Earl Gilbert, 97, plays chess at Royal Oaks retirement community in Sun City, Arizona, January 8, 2013. Sun City was built in 1959 by entrepreneur Del Webb as America?s first active retirement community for the over-55's. Del Webb predicted that retirees would flock to a community where they were given more than just a house with a rocking chair in which to sit and wait to die. Today?s residents keep their minds and bodies active by socializing at over 120 clubs with activities such as square dancing, ceramics, roller skating, computers, cheerleading, racquetball and yoga. There are 38,500 residents in the community with an average age 72.4 years. Picture taken January 8, 2013. REUTERS/Lucy Nicholson (UNITED STATES - Tags: SOCIETY)ATTENTION EDITORS - PICTURE 9 OF 30 FOR PACKAGE 'THE SPORTY SENIORS OF SUN CITY'SEARCH 'SUN CITY' FOR ALL IMAGES - GM1E91H00JE01
Editor's note:

This report was produced in concert with the event, “Retirement Policy and Annuitization: A View from the Experts,” held at Northwestern University’s Kellogg School of Management on May 9, 2019 and co-sponsored by Brookings and the Kellogg Public-Private Initiative. The other reports from the event discuss automatic enrollment in annuities and how to increase demand for annuities.


In light of past academic literature as well as empirical evidence of an “annuity puzzle,” a behavioral approach is suggested in this document in aid of increasing annuitization rates. In particular, communicating savings as a monthly or yearly income stream (as opposed to a lump sum framing) and using a uniform set of assumptions is suggested. In addition, a recommended level of annuity prior to retirement is discussed, building on anchoring bias to help individuals making retirement decisions choose higher levels of annuities. This document points out questions, concerns, and future exploration needed.
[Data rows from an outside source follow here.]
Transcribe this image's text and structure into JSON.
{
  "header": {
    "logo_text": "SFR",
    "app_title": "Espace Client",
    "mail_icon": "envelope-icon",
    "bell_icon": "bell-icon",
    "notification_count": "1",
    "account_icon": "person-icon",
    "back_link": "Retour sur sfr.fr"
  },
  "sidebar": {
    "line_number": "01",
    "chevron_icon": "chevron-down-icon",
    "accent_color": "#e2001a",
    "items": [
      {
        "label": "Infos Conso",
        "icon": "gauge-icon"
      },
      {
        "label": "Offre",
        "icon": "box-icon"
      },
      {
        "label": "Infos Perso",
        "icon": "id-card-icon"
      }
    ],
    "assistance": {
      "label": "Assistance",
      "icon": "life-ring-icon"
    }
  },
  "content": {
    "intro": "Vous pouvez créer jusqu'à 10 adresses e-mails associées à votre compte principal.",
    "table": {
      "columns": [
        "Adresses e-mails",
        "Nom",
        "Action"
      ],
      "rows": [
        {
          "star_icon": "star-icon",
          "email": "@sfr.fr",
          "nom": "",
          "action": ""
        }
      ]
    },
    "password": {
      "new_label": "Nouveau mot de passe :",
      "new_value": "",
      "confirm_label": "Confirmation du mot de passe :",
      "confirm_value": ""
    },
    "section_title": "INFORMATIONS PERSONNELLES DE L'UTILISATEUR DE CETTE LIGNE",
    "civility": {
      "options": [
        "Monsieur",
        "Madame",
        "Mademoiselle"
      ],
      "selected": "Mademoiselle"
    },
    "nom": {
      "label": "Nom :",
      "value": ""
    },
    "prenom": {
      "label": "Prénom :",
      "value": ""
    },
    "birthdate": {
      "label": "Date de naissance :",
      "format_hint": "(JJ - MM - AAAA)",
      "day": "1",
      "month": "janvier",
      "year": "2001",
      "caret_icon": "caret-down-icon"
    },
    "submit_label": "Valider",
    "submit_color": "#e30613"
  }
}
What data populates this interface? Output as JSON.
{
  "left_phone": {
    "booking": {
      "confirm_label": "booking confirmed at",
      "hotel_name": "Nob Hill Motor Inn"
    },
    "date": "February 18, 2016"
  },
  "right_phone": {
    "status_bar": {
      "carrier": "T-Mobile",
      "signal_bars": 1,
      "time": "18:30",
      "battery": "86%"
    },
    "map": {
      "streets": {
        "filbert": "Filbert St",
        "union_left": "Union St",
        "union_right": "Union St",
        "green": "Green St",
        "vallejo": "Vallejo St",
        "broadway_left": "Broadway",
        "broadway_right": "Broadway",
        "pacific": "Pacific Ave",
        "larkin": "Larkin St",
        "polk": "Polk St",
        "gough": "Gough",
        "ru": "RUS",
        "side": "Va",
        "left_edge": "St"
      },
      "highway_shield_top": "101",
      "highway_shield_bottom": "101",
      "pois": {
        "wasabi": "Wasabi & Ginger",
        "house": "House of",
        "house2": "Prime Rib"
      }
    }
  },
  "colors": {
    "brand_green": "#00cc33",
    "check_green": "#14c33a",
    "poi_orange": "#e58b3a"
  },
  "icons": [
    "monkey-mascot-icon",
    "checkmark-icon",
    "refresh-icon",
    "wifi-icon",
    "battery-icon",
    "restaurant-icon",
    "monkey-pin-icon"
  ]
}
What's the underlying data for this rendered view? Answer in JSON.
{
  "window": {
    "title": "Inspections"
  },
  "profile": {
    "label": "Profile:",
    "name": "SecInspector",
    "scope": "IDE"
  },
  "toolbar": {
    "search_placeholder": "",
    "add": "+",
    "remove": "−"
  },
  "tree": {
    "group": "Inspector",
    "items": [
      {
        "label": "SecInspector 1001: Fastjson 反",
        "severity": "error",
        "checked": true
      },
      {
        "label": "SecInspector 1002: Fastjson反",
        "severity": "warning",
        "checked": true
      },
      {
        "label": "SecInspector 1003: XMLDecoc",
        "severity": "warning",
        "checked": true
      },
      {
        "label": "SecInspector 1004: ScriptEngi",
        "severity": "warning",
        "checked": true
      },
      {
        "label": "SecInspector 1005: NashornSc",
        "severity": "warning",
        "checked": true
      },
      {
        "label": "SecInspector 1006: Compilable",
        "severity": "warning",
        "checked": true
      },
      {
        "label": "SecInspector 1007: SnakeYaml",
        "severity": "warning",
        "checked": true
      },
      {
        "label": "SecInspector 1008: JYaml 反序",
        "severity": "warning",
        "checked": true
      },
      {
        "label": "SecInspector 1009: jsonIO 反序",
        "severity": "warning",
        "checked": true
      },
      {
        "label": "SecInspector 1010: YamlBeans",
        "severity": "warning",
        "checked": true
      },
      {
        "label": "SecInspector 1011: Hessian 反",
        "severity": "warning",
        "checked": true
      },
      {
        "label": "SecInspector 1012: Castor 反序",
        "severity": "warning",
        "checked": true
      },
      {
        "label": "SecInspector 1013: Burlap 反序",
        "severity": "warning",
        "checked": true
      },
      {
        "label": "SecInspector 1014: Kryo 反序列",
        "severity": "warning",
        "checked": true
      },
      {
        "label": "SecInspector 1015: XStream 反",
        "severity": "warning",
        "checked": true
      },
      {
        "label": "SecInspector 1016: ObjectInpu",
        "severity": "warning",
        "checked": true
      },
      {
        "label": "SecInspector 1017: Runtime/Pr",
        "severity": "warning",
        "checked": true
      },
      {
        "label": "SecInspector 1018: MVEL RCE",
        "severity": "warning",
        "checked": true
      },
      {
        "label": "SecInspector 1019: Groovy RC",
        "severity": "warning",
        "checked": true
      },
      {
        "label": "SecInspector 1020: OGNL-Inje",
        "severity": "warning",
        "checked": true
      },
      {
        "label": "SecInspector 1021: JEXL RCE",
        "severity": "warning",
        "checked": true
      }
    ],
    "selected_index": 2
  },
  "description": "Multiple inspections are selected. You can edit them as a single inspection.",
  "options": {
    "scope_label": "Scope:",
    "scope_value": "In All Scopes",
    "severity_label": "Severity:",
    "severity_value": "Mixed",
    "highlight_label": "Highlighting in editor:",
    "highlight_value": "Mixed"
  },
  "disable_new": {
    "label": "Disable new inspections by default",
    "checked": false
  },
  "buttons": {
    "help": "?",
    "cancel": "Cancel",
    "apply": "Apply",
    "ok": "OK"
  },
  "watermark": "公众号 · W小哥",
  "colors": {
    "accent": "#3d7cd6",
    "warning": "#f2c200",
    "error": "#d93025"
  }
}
The author did not receive financial support from any firm or person for this article or from any firm or person with a financial or political interest in this article. The author is not currently an officer, director, or board member of any organization with a financial or political interest in this article.